RAW DATA.
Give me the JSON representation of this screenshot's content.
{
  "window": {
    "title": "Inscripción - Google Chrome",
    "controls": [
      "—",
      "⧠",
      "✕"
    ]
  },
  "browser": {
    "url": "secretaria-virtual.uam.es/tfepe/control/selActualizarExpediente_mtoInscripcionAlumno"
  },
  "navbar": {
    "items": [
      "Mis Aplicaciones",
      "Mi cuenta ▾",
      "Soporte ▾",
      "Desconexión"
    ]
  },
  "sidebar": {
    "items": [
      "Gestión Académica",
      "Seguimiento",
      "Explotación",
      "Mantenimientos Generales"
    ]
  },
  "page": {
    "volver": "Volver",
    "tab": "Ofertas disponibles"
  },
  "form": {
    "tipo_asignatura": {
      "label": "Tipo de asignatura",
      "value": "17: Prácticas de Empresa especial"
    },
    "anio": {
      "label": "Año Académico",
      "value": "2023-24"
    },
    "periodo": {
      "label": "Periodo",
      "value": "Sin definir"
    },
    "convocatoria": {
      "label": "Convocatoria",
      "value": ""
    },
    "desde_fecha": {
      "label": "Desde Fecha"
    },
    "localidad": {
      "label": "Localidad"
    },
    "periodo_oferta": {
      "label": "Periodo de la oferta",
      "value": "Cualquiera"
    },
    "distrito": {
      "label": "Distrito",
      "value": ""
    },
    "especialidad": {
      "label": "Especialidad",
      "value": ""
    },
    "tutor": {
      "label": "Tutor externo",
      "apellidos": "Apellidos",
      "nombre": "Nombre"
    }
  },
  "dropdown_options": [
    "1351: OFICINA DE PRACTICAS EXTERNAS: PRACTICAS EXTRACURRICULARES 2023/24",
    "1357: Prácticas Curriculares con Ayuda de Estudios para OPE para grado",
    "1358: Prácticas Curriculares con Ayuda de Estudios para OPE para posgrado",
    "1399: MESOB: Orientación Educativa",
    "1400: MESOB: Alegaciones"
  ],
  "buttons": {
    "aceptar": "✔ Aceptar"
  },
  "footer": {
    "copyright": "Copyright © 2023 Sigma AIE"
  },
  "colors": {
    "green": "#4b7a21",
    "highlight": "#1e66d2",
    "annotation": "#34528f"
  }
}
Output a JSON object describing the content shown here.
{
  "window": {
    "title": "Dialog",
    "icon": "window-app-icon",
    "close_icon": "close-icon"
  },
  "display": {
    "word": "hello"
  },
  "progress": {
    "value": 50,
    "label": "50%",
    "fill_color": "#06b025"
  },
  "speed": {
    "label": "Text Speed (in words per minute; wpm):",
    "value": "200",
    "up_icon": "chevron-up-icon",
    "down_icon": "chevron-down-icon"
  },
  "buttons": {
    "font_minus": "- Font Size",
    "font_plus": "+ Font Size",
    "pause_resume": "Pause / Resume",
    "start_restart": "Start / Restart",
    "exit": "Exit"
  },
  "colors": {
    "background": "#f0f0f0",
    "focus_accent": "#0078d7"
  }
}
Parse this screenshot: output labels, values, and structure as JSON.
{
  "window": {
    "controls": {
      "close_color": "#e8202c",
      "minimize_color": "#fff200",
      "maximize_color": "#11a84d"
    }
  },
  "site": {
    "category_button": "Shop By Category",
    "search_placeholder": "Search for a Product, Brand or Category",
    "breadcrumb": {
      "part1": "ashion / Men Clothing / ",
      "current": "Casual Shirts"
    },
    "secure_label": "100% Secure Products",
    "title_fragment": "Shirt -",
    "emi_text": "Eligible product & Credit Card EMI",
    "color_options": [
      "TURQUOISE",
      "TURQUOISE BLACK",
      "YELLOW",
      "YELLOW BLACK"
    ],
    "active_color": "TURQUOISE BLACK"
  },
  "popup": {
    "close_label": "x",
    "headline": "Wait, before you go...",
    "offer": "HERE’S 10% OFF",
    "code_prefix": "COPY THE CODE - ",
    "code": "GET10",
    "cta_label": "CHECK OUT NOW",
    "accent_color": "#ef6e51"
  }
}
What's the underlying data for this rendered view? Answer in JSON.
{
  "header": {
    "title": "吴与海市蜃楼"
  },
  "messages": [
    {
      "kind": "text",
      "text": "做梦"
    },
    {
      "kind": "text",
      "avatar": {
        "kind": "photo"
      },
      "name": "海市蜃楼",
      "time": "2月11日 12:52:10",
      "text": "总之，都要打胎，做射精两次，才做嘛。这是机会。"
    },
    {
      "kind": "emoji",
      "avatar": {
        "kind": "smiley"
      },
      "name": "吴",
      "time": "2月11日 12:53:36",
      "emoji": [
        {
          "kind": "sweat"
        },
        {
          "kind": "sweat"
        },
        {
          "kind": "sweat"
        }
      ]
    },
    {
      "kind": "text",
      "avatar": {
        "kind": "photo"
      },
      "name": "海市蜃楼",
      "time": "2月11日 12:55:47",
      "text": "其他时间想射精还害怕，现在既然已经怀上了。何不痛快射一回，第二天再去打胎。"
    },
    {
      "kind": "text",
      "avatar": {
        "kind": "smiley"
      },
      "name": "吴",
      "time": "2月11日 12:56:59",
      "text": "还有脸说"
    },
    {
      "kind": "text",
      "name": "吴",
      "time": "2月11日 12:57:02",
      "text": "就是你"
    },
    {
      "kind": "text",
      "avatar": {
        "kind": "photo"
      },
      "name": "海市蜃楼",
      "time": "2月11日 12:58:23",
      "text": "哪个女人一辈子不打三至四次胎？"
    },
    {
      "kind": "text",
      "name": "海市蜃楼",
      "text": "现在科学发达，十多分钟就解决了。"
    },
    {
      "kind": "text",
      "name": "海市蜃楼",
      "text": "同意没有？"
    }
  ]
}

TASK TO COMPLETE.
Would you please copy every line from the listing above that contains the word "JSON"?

TASK RESULT.
Give me the JSON representation of this screenshot's content.
Output a JSON object describing the content shown here.
Parse this screenshot: output labels, values, and structure as JSON.
What's the underlying data for this rendered view? Answer in JSON.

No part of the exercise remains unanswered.